When I am asked, “How can you smell so many new fragrances and stay optimistic about the art form?” My response goes like this, “Because in every new perfume there is the opportunity to be reminded of why I love perfume.” My most recent love affair came from an unlikely place. I have been a curmudgeon over these new brands which land with too many entries. When I received my envelope of samples from new brand Vilhelm Parfumerie. I am sure there was a frown on my face as I looked at the eight samples in front of me. When faced with this issue I just start at the top of the alphabet and work my way down. In the case of Vilhelm Parfumerie that first perfume in line was called Black Citrus. It also was that perfume which reminds me of why I love perfume.
Vilhelm Parfumerie is the new brand headed by ex-runway model Jan Ahlgren. As he was transitioning from the catwalk he started designing leather goods. He also wanted to find a way to scent those leather goods. That brought him into contact with perfumer Jerome Epinette. They connected and decided they would like to work on a line of perfumes. M. Ahlgren created very specific vignettes for M. Epinette to work on as briefs. Here is the one for Black Citrus, “Serious freshness without frivolity. The fragrance is inspired by the clean breath of the city after the showers pass. Gentlemen step out from under protective storefront canopies, their impeccable British style uncompromised.”
Despite the name this is a fragrance about black and the citrus is around for a very short time. M. Epinette is one of those perfumers who is high up on my list of favorite perfumers because he finds something different in the well-known. In Black Citrus it is the cardamom on top and the particularly Stygian birch and patchouli in the base.
If you’re looking for the citrus in Black Citrus it comes and goes in the very early going with a rich bergamot. What blows it away is a zephyr of cardamom. M. Epinette allows the bergamot to draw my attention to the lightly lemon facets of cardamom in the first moments. Over time it turns greener.
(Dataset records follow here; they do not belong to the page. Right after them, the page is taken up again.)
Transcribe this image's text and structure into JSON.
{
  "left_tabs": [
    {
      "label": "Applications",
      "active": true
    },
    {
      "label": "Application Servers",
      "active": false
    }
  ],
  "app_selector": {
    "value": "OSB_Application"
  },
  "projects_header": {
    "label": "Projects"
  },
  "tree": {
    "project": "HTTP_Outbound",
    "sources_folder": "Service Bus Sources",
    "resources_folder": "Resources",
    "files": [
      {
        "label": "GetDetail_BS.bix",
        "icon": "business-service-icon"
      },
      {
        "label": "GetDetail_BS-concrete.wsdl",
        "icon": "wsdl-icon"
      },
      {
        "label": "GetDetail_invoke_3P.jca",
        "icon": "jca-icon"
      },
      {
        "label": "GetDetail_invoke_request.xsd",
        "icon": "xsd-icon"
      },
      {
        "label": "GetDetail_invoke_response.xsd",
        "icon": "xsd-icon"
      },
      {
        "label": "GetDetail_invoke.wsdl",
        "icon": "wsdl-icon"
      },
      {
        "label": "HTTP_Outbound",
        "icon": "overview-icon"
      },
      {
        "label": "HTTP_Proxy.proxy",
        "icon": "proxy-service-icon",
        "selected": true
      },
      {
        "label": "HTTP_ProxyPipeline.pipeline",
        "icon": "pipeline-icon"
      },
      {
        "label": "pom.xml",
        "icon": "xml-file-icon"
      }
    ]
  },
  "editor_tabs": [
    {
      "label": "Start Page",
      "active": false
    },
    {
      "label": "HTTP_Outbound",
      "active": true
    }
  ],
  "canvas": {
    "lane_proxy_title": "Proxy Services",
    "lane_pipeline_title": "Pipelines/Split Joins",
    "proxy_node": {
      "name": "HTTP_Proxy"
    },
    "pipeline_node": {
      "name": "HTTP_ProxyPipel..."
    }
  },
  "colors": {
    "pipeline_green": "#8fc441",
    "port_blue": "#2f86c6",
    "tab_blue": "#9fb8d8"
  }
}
That slow shading sets it up perfectly to combine with the mate leaves in the heart. There is a wonderful sharp green chord that forms. To that violet tempers the keen edge, softening it with its floralcy. Then we move to the base which is birch and a deep earthy Indonesian patchouli. This is where I fell head over heels for this perfume. The birch provides a pungent raw woodiness and the patchouli doubles down with deep earthiness combined with multi-faceted herbal quality. These two ingredients are in constant kinetic motion around each other. There are times it smells of birch tar, there are other times it smells of black soil. Sometimes it is just woody and sometimes it is just herbal. It is constantly fascinating to me.
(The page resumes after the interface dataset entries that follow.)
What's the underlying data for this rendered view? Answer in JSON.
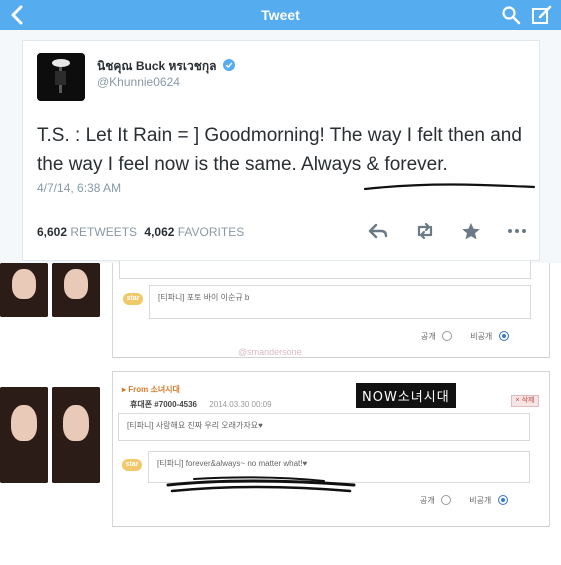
{
  "twitter": {
    "nav_title": "Tweet",
    "display_name": "นิชคุณ Buck หรเวชกุล",
    "handle": "@Khunnie0624",
    "tweet_text": "T.S. : Let It Rain = ] Goodmorning! The way I felt then and the way I feel now is the same. Always & forever.",
    "timestamp": "4/7/14, 6:38 AM",
    "retweets_count": "6,602",
    "retweets_label": "RETWEETS",
    "favorites_count": "4,062",
    "favorites_label": "FAVORITES",
    "icons": [
      "back-arrow-icon",
      "search-icon",
      "compose-icon",
      "verified-badge-icon",
      "reply-icon",
      "retweet-icon",
      "favorite-star-icon",
      "more-icon"
    ],
    "colors": {
      "nav": "#55acee",
      "text": "#292f33",
      "meta": "#8899a6"
    }
  },
  "korean_page": {
    "top_reply": {
      "badge": "star",
      "text": "[티파니] 포토 바이 이순규 b",
      "public_label": "공개",
      "private_label": "비공개"
    },
    "watermark": "@smandersone",
    "post": {
      "from_label": "▸ From 소녀시대",
      "phone": "휴대폰 #7000-4536",
      "date": "2014.03.30 00:09",
      "delete_label": "× 삭제",
      "sticker_text": "NOW소녀시대",
      "message": "[티파니] 사랑해요 진짜 우리 오래가자요♥",
      "reply_badge": "star",
      "reply_text": "[티파니] forever&always~ no matter what!♥",
      "public_label": "공개",
      "private_label": "비공개"
    }
  }
}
Black Citrus has 10-12 hour longevity and average sillage.
I am very impressed with the great majority of these first eight releases from Vilhelm Parfumerie. I expect there will be more reviews coming as I become more acquainted with the line. Black Citrus inspired me from the first moment I smelled it on a strip and has only become more memorable with each successive time I have worn it. I just had to write about it to get it out of my system. Messrs. Ahlgren and Epinette thank you for reminding me of why I do this.
Disclosure: This review was based on samples I purchased.